Ethics is an intrinsic part of hunting, he argues: avoiding suffering, giving hunting a chance, abhorring waste, preserving nature and ecosystems, ensuring the health of hunted populations and other species whose survival is linked to it. The laws governing hunting are strict, even if certain morbid rules have aroused more misunderstandings than they have supported in the past. Like the bloody era of moose heads in hoods, which disgusted many citizens. “It was a legal obligation! The authorities wanted to combat poaching with this practice, ensuring that what was hunted was seen. This regulation no longer exists.
If anti-hunting demonstrations are rare enough in Quebec, they are legion in France. In the United States and English Canada, animal rights associations are more expressive. “The divide between hunters and anti-hunters is widening, even in Quebec, with the rise of the animalist and vegan movements. I have no problem with people who don’t like to hunt. But if it turns into proselytism, that’s another thing. »

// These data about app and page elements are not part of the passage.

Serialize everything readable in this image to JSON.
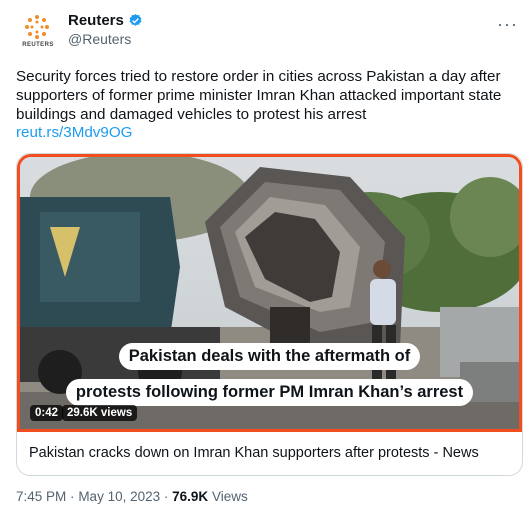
{
  "author": {
    "name": "Reuters",
    "handle": "@Reuters",
    "logo_text": "REUTERS",
    "verified": true
  },
  "tweet": {
    "text": "Security forces tried to restore order in cities across Pakistan a day after supporters of former prime minister Imran Khan attacked important state buildings and damaged vehicles to protest his arrest",
    "link": "reut.rs/3Mdv9OG"
  },
  "video": {
    "caption_line1": "Pakistan deals with the aftermath of",
    "caption_line2": "protests following former PM Imran Khan’s arrest",
    "duration": "0:42",
    "views": "29.6K views"
  },
  "card": {
    "title": "Pakistan cracks down on Imran Khan supporters after protests - News"
  },
  "meta": {
    "time": "7:45 PM",
    "separator": "·",
    "date": "May 10, 2023",
    "views_count": "76.9K",
    "views_label": "Views"
  },
  "colors": {
    "accent": "#1d9bf0",
    "border_highlight": "#f24d1f",
    "logo_orange": "#f28c28"
  }
}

Luc Chartrand donned a forest green plaid shirt suitable for the interview. Unbuttoned, it revealed a t-shirt displaying the various butcher’s pieces not of an ox, like the images you often see in the butcher’s, but of a moose. Two beasts of similar dimensions, but with opposite fates. “The success rate of a trip to the supermarket for animal protein is close to 100%,” he notes, while the odds of returning from a moose hunting trip with a catch are close to 10%, according to statistics. provided annually by the Ministère des Forêts, de la Faune et des Parcs.
This is also one of the aspects that emerge from his essay: in 2022, killing is not essential to successful hunting. “An unsuccessful hunting trip remains an extraordinary adventure. But bringing the game back is the motivation that drives the entire process. It constitutes the hunting experience. »
Is he a good hunter? “I’m very average. And how does it feel when you kill a beast?” “Believing that hunters derive pleasure from it is a false interpretation,” replies Luc Chartrand. feeling of great drama. “Then there is the satisfaction of accomplishment. Because it takes a lot of effort, a long and difficult search. »
In his book, his friend Marleu Vincent writes: “It is a moral issue that all hunters must face. Killing an animal is a serious gesture, but it is the law of nature. You take. So, if man can be a wolf to man, he can also be to the moose or the deer.